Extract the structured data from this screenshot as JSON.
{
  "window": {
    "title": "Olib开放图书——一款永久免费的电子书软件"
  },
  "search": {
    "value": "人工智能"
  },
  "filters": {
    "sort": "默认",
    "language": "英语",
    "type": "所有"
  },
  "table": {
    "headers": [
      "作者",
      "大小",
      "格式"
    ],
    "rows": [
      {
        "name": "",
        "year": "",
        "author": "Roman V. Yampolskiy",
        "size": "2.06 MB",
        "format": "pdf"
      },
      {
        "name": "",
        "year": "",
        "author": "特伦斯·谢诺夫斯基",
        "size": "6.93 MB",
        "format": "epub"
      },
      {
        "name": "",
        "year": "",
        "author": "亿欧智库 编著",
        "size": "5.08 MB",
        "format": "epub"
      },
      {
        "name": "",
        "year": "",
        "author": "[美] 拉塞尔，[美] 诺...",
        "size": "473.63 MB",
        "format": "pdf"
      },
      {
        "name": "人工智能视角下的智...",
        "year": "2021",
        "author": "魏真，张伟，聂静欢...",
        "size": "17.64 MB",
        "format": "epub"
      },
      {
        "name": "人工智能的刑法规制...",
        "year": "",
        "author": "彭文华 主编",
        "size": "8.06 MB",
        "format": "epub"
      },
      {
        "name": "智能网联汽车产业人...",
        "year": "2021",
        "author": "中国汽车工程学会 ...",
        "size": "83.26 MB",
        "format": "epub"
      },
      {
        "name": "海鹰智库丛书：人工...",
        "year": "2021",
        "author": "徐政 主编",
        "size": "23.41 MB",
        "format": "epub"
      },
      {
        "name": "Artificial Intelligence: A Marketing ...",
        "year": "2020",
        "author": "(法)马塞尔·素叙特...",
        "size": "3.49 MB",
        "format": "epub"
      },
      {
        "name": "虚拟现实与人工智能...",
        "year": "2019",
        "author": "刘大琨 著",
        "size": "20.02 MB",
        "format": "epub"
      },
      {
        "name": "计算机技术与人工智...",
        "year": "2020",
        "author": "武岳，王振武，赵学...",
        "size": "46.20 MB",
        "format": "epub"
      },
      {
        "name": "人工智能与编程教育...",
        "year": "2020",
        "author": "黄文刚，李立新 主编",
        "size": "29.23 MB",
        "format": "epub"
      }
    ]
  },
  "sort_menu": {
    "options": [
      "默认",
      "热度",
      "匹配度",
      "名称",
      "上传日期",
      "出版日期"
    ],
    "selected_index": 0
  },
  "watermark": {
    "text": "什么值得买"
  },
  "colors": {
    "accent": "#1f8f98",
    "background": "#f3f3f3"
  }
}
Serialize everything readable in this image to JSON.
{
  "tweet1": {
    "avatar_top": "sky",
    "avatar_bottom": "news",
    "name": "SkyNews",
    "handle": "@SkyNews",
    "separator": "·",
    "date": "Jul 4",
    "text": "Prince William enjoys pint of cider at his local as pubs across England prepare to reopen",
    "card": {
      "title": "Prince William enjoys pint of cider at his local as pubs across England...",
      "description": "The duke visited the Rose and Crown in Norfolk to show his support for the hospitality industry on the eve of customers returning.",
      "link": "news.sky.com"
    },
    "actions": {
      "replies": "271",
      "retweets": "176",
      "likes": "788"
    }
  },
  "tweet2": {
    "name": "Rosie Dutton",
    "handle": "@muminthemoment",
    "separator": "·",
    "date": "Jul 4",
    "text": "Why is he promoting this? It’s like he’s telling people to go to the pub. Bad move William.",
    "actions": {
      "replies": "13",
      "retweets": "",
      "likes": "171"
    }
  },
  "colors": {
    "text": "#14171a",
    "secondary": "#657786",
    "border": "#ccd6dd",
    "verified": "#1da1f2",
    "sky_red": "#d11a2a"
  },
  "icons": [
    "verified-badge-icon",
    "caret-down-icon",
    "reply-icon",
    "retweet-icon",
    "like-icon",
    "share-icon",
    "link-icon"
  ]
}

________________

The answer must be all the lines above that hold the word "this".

Extract the structured data from this screenshot as JSON.
Serialize everything readable in this image to JSON.
    "text": "Why is he promoting this? It’s like he’s telling people to go to the pub. Bad move William.",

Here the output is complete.